**Problem:**
The lines to return are those below that contain the word "JSON".

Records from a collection
Start of Block

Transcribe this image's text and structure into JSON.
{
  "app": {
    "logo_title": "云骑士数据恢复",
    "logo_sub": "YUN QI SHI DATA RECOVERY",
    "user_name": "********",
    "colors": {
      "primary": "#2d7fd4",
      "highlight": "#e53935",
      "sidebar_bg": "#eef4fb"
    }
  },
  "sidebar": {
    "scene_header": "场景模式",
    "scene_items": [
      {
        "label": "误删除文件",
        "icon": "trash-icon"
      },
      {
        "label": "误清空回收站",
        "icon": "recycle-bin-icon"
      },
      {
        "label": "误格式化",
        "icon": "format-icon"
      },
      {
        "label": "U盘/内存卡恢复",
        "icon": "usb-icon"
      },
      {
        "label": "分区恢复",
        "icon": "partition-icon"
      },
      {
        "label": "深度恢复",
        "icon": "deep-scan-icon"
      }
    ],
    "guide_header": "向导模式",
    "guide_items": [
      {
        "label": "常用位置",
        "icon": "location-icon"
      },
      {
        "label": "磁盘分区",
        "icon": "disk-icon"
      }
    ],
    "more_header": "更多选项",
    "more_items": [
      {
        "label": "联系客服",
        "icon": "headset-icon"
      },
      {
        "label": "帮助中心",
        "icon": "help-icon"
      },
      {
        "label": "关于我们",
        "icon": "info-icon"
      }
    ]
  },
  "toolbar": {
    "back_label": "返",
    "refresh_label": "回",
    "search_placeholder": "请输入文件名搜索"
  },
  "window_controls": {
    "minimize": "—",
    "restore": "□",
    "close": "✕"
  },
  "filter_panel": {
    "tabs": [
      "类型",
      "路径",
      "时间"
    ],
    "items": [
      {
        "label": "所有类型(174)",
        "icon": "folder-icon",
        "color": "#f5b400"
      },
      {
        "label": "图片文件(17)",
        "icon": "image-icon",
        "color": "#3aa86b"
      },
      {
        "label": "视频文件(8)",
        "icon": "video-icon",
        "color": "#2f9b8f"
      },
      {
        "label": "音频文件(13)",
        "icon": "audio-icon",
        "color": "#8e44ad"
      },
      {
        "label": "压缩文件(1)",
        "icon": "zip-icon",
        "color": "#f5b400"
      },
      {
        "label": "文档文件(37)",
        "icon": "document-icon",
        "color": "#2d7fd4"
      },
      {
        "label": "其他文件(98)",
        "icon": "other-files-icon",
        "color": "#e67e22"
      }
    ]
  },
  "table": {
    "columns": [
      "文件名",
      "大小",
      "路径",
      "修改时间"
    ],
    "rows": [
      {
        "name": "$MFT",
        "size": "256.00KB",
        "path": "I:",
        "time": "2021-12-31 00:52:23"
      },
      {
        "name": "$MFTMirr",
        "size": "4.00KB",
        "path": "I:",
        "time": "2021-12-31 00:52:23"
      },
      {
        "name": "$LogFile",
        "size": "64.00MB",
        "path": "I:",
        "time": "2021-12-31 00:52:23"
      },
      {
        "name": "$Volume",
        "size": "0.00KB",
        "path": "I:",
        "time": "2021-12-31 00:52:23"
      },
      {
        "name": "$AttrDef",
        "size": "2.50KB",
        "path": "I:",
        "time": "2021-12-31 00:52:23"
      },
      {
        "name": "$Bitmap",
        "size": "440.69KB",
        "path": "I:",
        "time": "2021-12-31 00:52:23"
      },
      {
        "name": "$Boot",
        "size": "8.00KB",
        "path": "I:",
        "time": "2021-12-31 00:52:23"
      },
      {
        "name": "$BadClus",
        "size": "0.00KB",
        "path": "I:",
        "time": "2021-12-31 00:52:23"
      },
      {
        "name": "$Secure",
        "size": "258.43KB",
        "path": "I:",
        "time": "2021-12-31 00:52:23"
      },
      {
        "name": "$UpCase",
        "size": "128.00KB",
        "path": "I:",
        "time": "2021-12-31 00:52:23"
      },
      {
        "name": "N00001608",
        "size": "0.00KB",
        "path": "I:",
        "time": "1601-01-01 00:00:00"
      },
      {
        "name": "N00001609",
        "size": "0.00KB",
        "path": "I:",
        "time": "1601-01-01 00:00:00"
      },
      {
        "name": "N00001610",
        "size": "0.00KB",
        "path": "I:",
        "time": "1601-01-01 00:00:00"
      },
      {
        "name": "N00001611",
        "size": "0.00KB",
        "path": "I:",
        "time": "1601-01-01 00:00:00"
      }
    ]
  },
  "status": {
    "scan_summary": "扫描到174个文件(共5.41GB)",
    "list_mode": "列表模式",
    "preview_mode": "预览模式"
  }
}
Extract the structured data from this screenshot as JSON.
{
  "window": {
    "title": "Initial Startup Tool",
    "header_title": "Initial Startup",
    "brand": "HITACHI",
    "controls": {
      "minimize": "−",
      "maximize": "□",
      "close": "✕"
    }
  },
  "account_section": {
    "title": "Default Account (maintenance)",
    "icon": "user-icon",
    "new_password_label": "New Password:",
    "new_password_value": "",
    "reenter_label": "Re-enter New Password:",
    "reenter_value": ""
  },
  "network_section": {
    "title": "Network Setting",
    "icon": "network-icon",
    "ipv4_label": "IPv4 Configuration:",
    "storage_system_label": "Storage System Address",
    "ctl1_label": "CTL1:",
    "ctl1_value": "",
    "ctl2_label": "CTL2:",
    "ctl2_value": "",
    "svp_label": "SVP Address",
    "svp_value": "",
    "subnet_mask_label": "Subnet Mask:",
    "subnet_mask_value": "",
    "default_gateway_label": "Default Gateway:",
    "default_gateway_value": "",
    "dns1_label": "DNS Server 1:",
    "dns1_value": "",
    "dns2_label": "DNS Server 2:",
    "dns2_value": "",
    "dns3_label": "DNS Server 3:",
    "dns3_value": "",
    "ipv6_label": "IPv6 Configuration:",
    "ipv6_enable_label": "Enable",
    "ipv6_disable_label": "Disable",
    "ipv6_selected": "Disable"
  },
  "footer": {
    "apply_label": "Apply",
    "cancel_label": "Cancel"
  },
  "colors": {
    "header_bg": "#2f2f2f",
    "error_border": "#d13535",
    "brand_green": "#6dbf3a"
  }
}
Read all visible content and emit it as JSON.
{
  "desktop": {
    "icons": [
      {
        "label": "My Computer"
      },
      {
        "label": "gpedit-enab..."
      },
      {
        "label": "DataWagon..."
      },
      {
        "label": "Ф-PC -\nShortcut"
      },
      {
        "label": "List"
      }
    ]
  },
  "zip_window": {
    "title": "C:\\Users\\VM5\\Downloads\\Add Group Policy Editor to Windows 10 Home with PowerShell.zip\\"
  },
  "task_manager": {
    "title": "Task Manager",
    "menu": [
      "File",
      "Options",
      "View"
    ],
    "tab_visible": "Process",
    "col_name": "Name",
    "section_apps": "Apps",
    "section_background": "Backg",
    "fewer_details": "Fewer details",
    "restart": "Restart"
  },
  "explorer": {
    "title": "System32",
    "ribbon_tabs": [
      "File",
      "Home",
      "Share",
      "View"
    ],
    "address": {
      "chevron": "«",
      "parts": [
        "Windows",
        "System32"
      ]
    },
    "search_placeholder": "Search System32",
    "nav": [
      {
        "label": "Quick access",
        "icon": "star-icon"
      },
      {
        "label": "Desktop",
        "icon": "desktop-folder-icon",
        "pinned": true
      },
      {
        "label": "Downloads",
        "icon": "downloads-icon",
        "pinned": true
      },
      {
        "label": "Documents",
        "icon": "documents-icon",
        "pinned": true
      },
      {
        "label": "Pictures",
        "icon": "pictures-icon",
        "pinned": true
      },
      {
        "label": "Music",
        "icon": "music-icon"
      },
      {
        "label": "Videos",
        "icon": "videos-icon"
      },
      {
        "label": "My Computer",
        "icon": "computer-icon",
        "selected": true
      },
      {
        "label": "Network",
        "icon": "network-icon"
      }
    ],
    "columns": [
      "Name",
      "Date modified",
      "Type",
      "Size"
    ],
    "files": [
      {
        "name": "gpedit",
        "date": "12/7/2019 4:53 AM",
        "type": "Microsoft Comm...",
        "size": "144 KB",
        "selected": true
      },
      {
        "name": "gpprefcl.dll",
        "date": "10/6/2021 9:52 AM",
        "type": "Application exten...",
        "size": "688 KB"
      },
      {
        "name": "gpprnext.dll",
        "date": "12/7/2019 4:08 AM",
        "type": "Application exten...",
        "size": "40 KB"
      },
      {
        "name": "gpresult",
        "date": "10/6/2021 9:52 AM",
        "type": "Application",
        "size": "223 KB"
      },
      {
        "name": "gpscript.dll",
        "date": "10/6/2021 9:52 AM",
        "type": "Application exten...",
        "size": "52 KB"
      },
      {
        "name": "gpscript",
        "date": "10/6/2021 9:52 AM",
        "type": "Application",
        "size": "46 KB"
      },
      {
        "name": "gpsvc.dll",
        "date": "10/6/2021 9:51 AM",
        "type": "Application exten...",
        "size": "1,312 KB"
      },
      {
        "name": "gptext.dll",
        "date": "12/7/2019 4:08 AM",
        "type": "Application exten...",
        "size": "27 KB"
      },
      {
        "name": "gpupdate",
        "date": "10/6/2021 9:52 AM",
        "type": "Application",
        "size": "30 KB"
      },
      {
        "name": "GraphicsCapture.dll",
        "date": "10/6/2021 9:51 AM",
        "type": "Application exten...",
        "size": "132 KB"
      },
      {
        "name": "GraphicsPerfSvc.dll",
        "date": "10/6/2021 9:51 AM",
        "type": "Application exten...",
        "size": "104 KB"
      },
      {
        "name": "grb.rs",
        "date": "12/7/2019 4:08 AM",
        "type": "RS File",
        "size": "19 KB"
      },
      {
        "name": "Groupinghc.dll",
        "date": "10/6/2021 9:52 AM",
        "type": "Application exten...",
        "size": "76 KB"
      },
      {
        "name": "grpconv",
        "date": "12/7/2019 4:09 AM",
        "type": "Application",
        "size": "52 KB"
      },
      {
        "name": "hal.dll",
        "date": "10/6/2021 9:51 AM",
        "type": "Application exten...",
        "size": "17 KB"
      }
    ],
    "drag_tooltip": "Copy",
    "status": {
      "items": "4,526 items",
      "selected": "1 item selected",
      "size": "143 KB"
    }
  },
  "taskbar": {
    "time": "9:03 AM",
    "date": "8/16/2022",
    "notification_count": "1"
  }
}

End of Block

**Your response:**
Transcribe this image's text and structure into JSON.
Extract the structured data from this screenshot as JSON.
Read all visible content and emit it as JSON.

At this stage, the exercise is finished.